Jen's Rating:


Rock 'n' roll road comedy stretched thin.

Who’s In It: Jonah Hill, Russell Brand, Sean “P. Diddy” Combs, Rose Byrne, Elisabeth Moss, Colm Meaney

The Basics: Record company intern Aaron Green (Jonah Hill) has three days to perform a simple task: get rock star Aldous Snow (Russell Brand, reprising his role from Forgetting Sarah Marshall) from London to Los Angeles for a live concert that will revive Aldous’s failed career, marking his big comeback after ten years on the celebrity D-list. The problem: Aldous himself, who’d rather drown his sorrows in a hedonistic lifestyle than get his act together. As the clock ticks, Aaron slowly gets Aldous closer to L.A., but sex, drugs, daddy issues, and Aldous’s love for his pop star ex (Rose Byrne) threaten to derail the entire journey.

What’s The Deal: Let’s get this out of the way: Russell Brand is kind of brilliant. Like, celebu-savant brilliant, especially when channeling the swagger, charisma, and glorious unwashedness of Jagger and Morrison and every other bad-boy rock star who ever lived all in one daft, shallow, but strangely prescient characterization. The problem is that what worked in small doses in Forgetting Sarah Marshall can't quite sustain itself in a feature-length buddy road comedy, especially one as haphazardly episodic as this. It doesn't help that some scenes seem to go on aggressively long in unrelenting pursuit of laughs that sometimes don't quite hit, or that writer-director Nick Stoller shoehorns in plenty of producer Judd Apatow's patented touchy-feely male bonding. Even as a mid-level raunchy comic bromance, however, Get Him to the Greek is just entertaining enough for a weekend movie date. Besides, what else are you going to see this week -- Marmaduke?

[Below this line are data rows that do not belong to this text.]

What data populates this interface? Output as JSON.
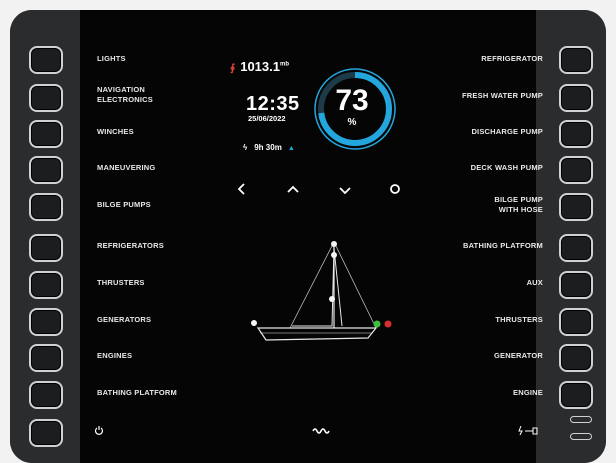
{
  "left_menu": [
    "LIGHTS",
    "NAVIGATION\nELECTRONICS",
    "WINCHES",
    "MANEUVERING",
    "BILGE PUMPS",
    "REFRIGERATORS",
    "THRUSTERS",
    "GENERATORS",
    "ENGINES",
    "BATHING PLATFORM"
  ],
  "right_menu": [
    "REFRIGERATOR",
    "FRESH WATER PUMP",
    "DISCHARGE PUMP",
    "DECK WASH PUMP",
    "BILGE PUMP\nWITH HOSE",
    "BATHING PLATFORM",
    "AUX",
    "THRUSTERS",
    "GENERATOR",
    "ENGINE"
  ],
  "status": {
    "pressure_value": "1013.1",
    "pressure_unit": "mb",
    "time": "12:35",
    "date": "25/06/2022",
    "charge_time": "9h 30m",
    "battery_percent": 73,
    "battery_unit": "%"
  },
  "nav_icons": [
    "chevron-left-icon",
    "chevron-up-icon",
    "chevron-down-icon",
    "refresh-icon"
  ],
  "bottom_icons": [
    "power-icon",
    "waves-icon",
    "charging-plug-icon"
  ],
  "colors": {
    "accent": "#23a6de",
    "arrow_red": "#e0433a",
    "port_light": "#3fbf3f",
    "starboard_light": "#d83030"
  }
}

The Funny: A flashback to Aldous's disastrously offensive single, "African Child (Inside of Me)" and the accompanying music video that contributed to the ruin of his career. Aaron's encounter with a mythical party drug called "The Jeffrey." A sly, unexpected nod to Forgetting Sarah Marshall. Rose Byrne, who commits fully to her role as British pop star Jackie Q, Aldous's female counterpart and the long-lost love of his life.

The Standout: Sean "P. Diddy" Combs as Sergio, the scary record company exec who assigns Aaron to bring Aldous to the Greek Theatre. After watching all those episodes of Making the Band, we're pretty sure Diddy's as terrifying a boss in real life as he is here. (Did you see the one where he made the kids walk across Manhattan at night for some cupcakes??) Get Him to the Greek allows him to play with his public persona and set nightclubs on fire, chase frightened employees through hotels, and pop up in drug-induced hallucinations as a giant floating head. In other words, Diddy is to Get Him to the Greek what Russell Brand was to Forgetting Sarah Marshall.

The Biggest Surprise: Aldous Snow's songs aren't that funny. Sure, they have titles like "Bangers, Beans, and Mash" and "The Clap," but those gimmicks are best delivered in snippets, and not in the fuller-length musical performances that bog the film down. On the other hand, Jackie Q's raunchy hit singles ("Supertight," "Ring Round") are perfectly executed trashy pop numbers that would make Ke$ha drool with envy.


Comments (0)

Opinions are like... well, everyone's got one. We know you do too, so share it below.

Leave a Comment


Jen's recent reviews

All Jen Yamato's Movie Reviews